The Herderian religious conservative governor of Texas, Rick Perry, at the recent Republican Leadership Conference in New Orleans, appears to have wowed the Christian fundamentalist dominated crowd. This is from NBC News: Of all the speakers of the three-day confab, Perry was … Continue reading
Stuxnet is more than a computer virus, it’s a code weapon. It was deployed last year, probably by the Israelis, against Iran’s nuclear centrifuge program. The below must-see YouTube, made for Australian public television, succinctly and intelligently explains what Stuxnet is and the code … Continue reading
Critical Thinking Watch: A Lot of Conservatives Still Doubt Barack Obama was Born in Honolulu, but Few Doubt Jesus was Born in Bethlehem. How Come?
Barack Obama has released his long form birth certificate showing that he was born in Honolulu, and yet many Republicans still don’t believe that President Obama was born there. Curiously, those very same Republicans, in the absence of any good … Continue reading
For the 2012 primaries, I’d like to see the following question asked of the Republican presidential candidate field (during a debate): Do you believe that, five days after the universe began, there were whales in it? Genesis 1 says that there … Continue reading
Question: Five days after the creation of the universe, were there whales?

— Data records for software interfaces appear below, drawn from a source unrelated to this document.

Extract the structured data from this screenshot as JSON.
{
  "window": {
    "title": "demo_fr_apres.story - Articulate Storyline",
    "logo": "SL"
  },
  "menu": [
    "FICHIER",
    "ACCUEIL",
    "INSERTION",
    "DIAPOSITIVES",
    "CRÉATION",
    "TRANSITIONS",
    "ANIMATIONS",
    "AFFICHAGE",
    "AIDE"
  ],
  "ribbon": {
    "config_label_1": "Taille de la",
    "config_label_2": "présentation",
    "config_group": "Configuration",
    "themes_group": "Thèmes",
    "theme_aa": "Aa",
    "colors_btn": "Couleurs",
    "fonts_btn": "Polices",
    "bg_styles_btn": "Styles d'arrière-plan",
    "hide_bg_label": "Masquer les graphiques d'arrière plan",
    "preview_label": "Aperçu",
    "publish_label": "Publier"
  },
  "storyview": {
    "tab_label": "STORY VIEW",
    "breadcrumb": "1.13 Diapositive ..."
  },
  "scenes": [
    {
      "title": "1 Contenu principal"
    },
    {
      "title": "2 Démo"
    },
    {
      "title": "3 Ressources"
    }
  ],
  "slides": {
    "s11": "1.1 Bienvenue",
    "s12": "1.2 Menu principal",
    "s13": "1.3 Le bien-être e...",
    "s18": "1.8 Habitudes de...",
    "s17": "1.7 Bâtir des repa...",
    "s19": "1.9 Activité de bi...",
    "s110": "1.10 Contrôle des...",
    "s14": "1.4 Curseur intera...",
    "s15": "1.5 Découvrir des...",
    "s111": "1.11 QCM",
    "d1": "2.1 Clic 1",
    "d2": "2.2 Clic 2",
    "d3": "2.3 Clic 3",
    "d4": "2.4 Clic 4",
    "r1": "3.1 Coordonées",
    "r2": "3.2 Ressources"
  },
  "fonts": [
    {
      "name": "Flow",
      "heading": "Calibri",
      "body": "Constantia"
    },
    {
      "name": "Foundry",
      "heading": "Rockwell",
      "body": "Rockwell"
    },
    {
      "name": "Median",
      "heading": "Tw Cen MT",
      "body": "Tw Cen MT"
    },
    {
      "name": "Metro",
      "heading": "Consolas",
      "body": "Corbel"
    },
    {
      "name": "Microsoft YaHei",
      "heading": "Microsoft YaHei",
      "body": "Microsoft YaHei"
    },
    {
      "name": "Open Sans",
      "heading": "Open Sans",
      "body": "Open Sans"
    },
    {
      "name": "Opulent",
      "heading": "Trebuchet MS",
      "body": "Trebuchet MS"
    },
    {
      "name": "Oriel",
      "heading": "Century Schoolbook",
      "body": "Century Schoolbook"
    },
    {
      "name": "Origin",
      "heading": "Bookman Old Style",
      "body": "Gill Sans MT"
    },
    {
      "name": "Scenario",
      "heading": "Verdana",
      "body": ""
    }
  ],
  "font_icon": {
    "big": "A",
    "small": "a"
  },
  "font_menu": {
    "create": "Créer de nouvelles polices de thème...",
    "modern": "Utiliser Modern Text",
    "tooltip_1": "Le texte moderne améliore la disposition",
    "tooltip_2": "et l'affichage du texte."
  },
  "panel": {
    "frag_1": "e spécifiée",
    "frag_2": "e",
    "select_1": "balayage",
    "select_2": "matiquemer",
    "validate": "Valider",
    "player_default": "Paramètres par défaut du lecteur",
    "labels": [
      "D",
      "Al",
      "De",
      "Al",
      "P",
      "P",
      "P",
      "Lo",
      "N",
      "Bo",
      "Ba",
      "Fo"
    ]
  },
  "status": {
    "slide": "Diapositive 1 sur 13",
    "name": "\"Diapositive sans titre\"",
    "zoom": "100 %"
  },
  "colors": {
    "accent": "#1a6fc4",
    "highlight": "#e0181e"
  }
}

Answer: Obviously not. Why? Because the earth was not here five days after the universe began. And, for that matter, it was not here a billion years after the universe began. The earth … Continue reading
He wants an open discussion concerning the subject. Below is the full text of what he wrote as a contribution to the book, What is Your Dangerous Idea? (Simon & Schuster 2006). Richard Dawkins’s statement also appeared in the The Herald of Scotland in November … Continue reading
The beach. The one in California.
The writing is on the wall, Nebuchadnezzar. This little tidbit was in the Washington Times late last year: The median age of NASA’s manned space engineers is now over 55. Over a quarter are past retirement age. Meanwhile, China’s average … Continue reading